What values and moral principles are most important to Chinese people? - Quora
Oct 21, Successful communication between healthcare providers and their patients from different cultural backgrounds depends on developing awareness of the normative cultural values of patients and how these differ from the cultural values of most western medical professionals. When cultural differences are poorly understood, a variety of adverse clinical outcomes may result: In this newsletter article we will take a look at Asian cultures. Each of these communities differs in socio-cultural traits, as do the subgroups within each. To better understand how we will use culture-based generalizations to learn about Asian cultures in this article, please review our newsletter contrasting culture-based generalizations and stereotypes. Collectivist Cultures With Strong Family Values Keep in mind that we are purposefully generalizing about cultural values here, and that individuals may deviate from these cultural norms for many reasons. The degree to which US cultural values have been adopted has a dramatic impact on whether these values and any associated behaviors apply to a given individual.

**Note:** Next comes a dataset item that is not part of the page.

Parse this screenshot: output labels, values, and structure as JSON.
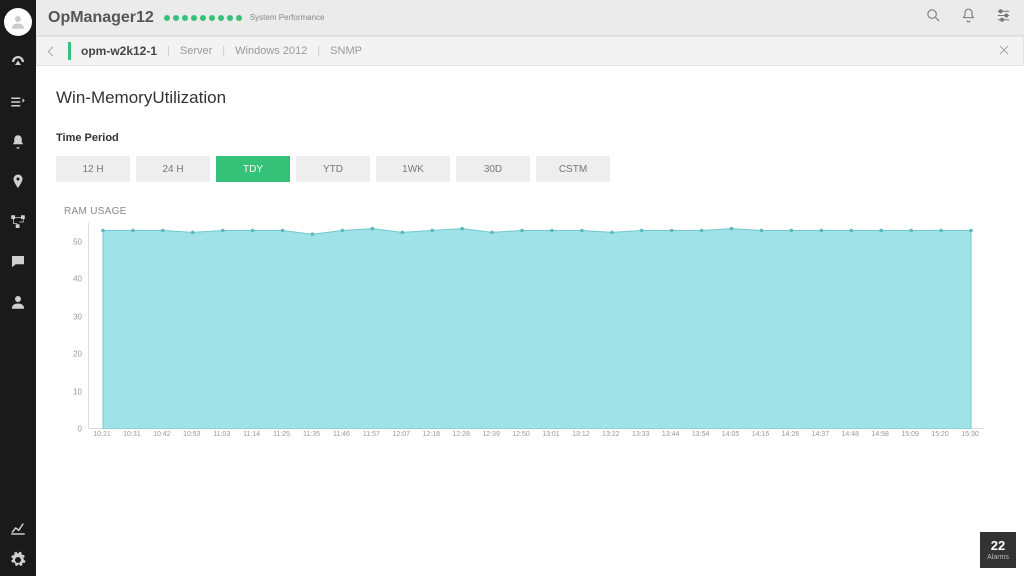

Japanese culture is deeply rooted in their values and they play a critical role in everyday life. Here are some of the elements that are essential Japanese values: Age Filial piety--respect and care for ones elders--is an important factor for the Japanese.
As a corollary of this, societies or regions which embrace a common cultural heritage can be said to have evolved discrete systems of political and social arrangements distinct from - and sometimes in opposition to or in conflict with - the rest of the world. On the basis of this, these culturally embedded arrangements have been argued to explain and underpin such important issues as relative economic performance and social cohesion, and to determine crucial issues of international relations between cultural groups. Max Weber famously drew conclusions regarding the relative strengths of Protestant and Catholic cultures for economic growth. However, in the wake of the Cold War the cultural backdrop has become particularly popular and contentious. There are two broad arguments.